**Activity:** Nothing in the entries should be altered. Write them out in full.

[Supplied entries — start]

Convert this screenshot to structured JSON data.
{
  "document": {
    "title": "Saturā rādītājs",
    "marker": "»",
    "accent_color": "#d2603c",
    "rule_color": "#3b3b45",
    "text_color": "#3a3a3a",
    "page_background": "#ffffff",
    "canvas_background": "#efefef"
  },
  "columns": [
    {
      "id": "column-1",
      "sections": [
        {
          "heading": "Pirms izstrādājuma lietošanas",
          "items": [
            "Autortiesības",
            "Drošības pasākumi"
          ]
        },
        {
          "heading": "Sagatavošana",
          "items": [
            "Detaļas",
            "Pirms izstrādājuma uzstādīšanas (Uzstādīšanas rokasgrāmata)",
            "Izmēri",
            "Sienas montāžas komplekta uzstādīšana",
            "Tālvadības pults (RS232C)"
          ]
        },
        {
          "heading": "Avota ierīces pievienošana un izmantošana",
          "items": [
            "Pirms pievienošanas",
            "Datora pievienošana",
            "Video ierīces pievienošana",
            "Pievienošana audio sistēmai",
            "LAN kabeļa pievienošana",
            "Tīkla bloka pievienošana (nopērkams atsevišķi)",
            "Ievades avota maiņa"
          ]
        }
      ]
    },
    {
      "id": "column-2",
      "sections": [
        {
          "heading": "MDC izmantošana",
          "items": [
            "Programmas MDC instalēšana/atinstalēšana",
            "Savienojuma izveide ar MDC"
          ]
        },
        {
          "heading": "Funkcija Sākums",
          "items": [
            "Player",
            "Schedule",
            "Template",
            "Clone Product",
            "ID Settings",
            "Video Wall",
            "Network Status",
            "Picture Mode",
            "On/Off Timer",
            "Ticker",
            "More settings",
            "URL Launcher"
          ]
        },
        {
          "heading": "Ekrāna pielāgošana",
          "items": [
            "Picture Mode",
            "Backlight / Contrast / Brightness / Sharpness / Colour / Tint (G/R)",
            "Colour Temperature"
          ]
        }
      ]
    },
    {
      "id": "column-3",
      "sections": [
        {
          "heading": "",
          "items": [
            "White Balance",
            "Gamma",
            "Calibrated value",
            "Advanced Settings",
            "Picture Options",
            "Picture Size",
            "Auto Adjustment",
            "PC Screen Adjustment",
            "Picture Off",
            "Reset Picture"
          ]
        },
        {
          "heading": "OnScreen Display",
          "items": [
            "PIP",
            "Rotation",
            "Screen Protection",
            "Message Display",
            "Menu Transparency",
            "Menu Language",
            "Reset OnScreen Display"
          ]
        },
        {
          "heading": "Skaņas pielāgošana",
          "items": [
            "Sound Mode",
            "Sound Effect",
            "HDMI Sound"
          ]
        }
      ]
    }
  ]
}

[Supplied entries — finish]

**Task response:**
Convert this screenshot to structured JSON data.
{
  "document": {
    "title": "Saturā rādītājs",
    "marker": "»",
    "accent_color": "#d2603c",
    "rule_color": "#3b3b45",
    "text_color": "#3a3a3a",
    "page_background": "#ffffff",
    "canvas_background": "#efefef"
  },
  "columns": [
    {
      "id": "column-1",
      "sections": [
        {
          "heading": "Pirms izstrādājuma lietošanas",
          "items": [
            "Autortiesības",
            "Drošības pasākumi"
          ]
        },
        {
          "heading": "Sagatavošana",
          "items": [
            "Detaļas",
            "Pirms izstrādājuma uzstādīšanas (Uzstādīšanas rokasgrāmata)",
            "Izmēri",
            "Sienas montāžas komplekta uzstādīšana",
            "Tālvadības pults (RS232C)"
          ]
        },
        {
          "heading": "Avota ierīces pievienošana un izmantošana",
          "items": [
            "Pirms pievienošanas",
            "Datora pievienošana",
            "Video ierīces pievienošana",
            "Pievienošana audio sistēmai",
            "LAN kabeļa pievienošana",
            "Tīkla bloka pievienošana (nopērkams atsevišķi)",
            "Ievades avota maiņa"
          ]
        }
      ]
    },
    {
      "id": "column-2",
      "sections": [
        {
          "heading": "MDC izmantošana",
          "items": [
            "Programmas MDC instalēšana/atinstalēšana",
            "Savienojuma izveide ar MDC"
          ]
        },
        {
          "heading": "Funkcija Sākums",
          "items": [
            "Player",
            "Schedule",
            "Template",
            "Clone Product",
            "ID Settings",
            "Video Wall",
            "Network Status",
            "Picture Mode",
            "On/Off Timer",
            "Ticker",
            "More settings",
            "URL Launcher"
          ]
        },
        {
          "heading": "Ekrāna pielāgošana",
          "items": [
            "Picture Mode",
            "Backlight / Contrast / Brightness / Sharpness / Colour / Tint (G/R)",
            "Colour Temperature"
          ]
        }
      ]
    },
    {
      "id": "column-3",
      "sections": [
        {
          "heading": "",
          "items": [
            "White Balance",
            "Gamma",
            "Calibrated value",
            "Advanced Settings",
            "Picture Options",
            "Picture Size",
            "Auto Adjustment",
            "PC Screen Adjustment",
            "Picture Off",
            "Reset Picture"
          ]
        },
        {
          "heading": "OnScreen Display",
          "items": [
            "PIP",
            "Rotation",
            "Screen Protection",
            "Message Display",
            "Menu Transparency",
            "Menu Language",
            "Reset OnScreen Display"
          ]
        },
        {
          "heading": "Skaņas pielāgošana",
          "items": [
            "Sound Mode",
            "Sound Effect",
            "HDMI Sound"
          ]
        }
      ]
    }
  ]
}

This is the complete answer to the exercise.